Conflicts are undoubtedly a natural part of life, particularly in the workplace. Managing a team with different interests, agendas and needs, leaders may find themselves in the midst of two or more team members disagreeing. Team conflict is healthy, it produces creativity, relieves tension and keeps a balance within. Conflict must be professional and with respect otherwise, chaos can ensue.
Chaotic work environments usually include several of these examples:
- Teams or their members not communicating or listening to others’ ideas
- Increases in employee absences
- Poor work/life balance
- Creating a poor work environment to fit with one persons ‘way of working’
- Low employee morale due to:
- Lack of opportunity
- Overburdened with responsibilities
- failure to maintain 121s with staff
- Continuing long working hours
- Missed deadlines or targets
- Unhappy clients
- Being micro-managed
- Employees feel a disconnect between leaders, managers & staff
This ultimately leads to poor performance, lack of productivity, segmentation within the business and the inability to achieve business goals.
Typically, the main reasons for workplace conflict include:
- Unfair treatment/lack of equal opportunities
- Poor communication
- Poor management
- Unclear job roles
- Clashing personalities
A leader’s natural reaction when a problem arises is to declare that there is no issue. Typically, they don’t see the need to get involved with the conflict. It’s not like they don’t wish to deal with it, they don’t even see the problem past its face value. A lot of the time, it’s what led up to the problem or that it’s a reoccurring problem that the leader wouldn’t be aware of. However, there are usually signs that we can pick up on. When staff see the issue is not addressed or avoided by a leader, it only adds to worsen the conflict and may result in staff bringing more employees into the conflict to feel heard and gain support. This results in a negative climate of caution, missing meetings, not getting involved with the discussion, procrastination, foot-dragging, allowing others to run with the conflict, whilst leaders may then be seen by others as uncaring, or not wanting to pick a side. For some leaders, they may believe it’s not their responsibility to get involved, they might feel like they’re too busy, whatever the reason, inaction will inevitably cause the conflict to escalate.
Simple step leaders can follow to resolve conflicts in the workplace smartly is to acknowledge the conflict a set time aside to help resolve it.
The initial stage is to develop creative thoughts on how to get things back on track. The cue is to act rather than to react. An effective leader is more likely to engage in dialogue that is going to lead to productive outcomes and emotional safety. So the first step is to approach everyone involved in the conflict individually and explore what the problems are. A safe environment should be created for each party to the conflict, express their issues, concerns, and release frustrations openly and honestly. Part of acknowledgement is the skill of the leader to demonstrate active listening skills, the objective being to hear all sides of the conflict whilst refraining from passing judgment. At this initial stage, the concern should be one of communication that shows concern to start rebuilding the relationships and engagement which is going to be responsive to the leadership.

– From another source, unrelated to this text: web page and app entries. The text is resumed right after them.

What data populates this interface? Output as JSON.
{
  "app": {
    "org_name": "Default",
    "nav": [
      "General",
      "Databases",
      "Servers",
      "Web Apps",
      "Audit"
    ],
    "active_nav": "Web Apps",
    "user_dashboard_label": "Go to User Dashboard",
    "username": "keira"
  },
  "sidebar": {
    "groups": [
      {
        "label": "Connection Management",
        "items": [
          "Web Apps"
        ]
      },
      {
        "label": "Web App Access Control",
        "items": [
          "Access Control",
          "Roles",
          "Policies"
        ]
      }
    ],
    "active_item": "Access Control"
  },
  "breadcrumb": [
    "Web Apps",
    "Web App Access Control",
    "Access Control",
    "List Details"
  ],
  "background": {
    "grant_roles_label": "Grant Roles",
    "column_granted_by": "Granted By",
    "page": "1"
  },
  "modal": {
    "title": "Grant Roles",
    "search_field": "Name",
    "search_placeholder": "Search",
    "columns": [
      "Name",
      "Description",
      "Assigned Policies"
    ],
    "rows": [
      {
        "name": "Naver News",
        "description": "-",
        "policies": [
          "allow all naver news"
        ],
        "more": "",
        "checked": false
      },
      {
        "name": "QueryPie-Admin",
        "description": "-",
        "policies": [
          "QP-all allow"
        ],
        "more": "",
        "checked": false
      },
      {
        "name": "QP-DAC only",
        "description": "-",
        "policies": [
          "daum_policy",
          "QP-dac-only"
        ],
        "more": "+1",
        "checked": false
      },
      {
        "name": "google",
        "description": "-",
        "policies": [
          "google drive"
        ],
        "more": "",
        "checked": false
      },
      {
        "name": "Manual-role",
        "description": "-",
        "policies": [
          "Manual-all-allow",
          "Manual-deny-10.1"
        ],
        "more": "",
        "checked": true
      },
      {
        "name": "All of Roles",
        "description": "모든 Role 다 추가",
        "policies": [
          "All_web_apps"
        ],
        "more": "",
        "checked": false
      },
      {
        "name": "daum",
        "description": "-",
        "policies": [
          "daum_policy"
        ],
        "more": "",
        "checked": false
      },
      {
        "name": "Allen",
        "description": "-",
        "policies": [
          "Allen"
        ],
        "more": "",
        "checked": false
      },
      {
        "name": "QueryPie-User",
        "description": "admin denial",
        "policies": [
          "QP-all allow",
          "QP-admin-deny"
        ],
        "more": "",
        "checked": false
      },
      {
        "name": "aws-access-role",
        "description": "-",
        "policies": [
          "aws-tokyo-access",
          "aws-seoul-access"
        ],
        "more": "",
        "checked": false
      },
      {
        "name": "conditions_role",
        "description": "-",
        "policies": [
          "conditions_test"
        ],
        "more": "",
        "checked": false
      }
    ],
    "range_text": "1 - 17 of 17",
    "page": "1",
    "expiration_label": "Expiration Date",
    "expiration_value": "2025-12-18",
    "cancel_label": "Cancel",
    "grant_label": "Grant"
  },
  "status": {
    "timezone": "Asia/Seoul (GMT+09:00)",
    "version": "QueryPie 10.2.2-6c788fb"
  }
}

If you want to learn more about conflict resolution or team management as a whole, get in touch.